Jul 15, 2014
On July 14, the Equal Employment Opportunity Commission (“EEOC”) issued a press release and updated enforcement guidance on pregnancy discrimination and related issues.
As the press release indicates, this is the first time the EEOC has issued comprehensive guidance on pregnancy discrimination since 1983. The EEOC reports it has seen an increase in pregnancy-related discrimination charges over the past few years. In 2013 alone, 5,342 pregnancy-related charges were filed.
The EEOC is on the prowl for employers discriminating against pregnant workers, making it a great time for a short legal review. The Pregnancy Discrimination Act (“PDA”) protects pregnant workers from discrimination on the basis of pregnancy, childbirth, or related medical conditions (such as lactation issues). In addition, the PDA requires employers to treat women affected by pregnancy, childbirth, or related medical conditions the same as employees not covered by the PDA but who have a similar ability or inability to work. The Americans with Disabilities Act Amendments Act of 2008 (“ADAAA”) provides additional protections for qualified individuals who have pregnancy-related disabilities. Thus, employers must make reasonable accommodations available to pregnant workers with impairments that constitute disabilities under the ADAAA. Accommodations might include providing extra breaks for a pregnant worker with gestational diabetes or lifting assistance for a pregnant worker with a lifting restriction.
The EEOC’s guidance, in addition to summarizing an employer’s requirements under the PDA and ADAAA, sets forth some “best practices” to avoid pregnancy discrimination in the workplace. In sum, the EEOC suggests:
All employers should review their policies and practices annually to ensure compliance with anti-discrimination laws. When reviewing for compliance with the PDA and ADAAA, as it relates to pregnancy discrimination, review the EEOC’s recent guidance closely.
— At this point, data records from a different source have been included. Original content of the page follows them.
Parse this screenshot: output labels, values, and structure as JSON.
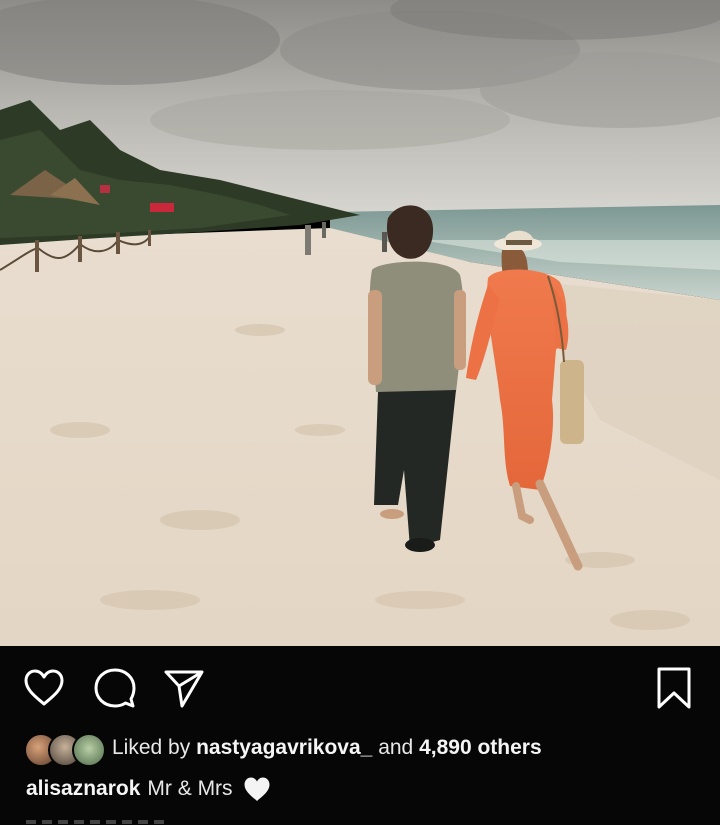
{
  "post": {
    "image_description_icon": "beach-photo",
    "liked_by_prefix": "Liked by",
    "liked_by_user": "nastyagavrikova_",
    "liked_by_and": "and",
    "liked_by_count": "4,890 others",
    "caption_user": "alisaznarok",
    "caption_text": "Mr & Mrs",
    "caption_emoji": "white-heart-icon"
  },
  "actions": {
    "like_icon": "heart-outline-icon",
    "comment_icon": "comment-bubble-icon",
    "share_icon": "paper-plane-icon",
    "save_icon": "bookmark-icon"
  },
  "colors": {
    "background": "#060606",
    "text": "#f2f2f2",
    "icon": "#ffffff"
  }
}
For more information or for assistance with your compliance review, contact The Lowenbaum Partnership today.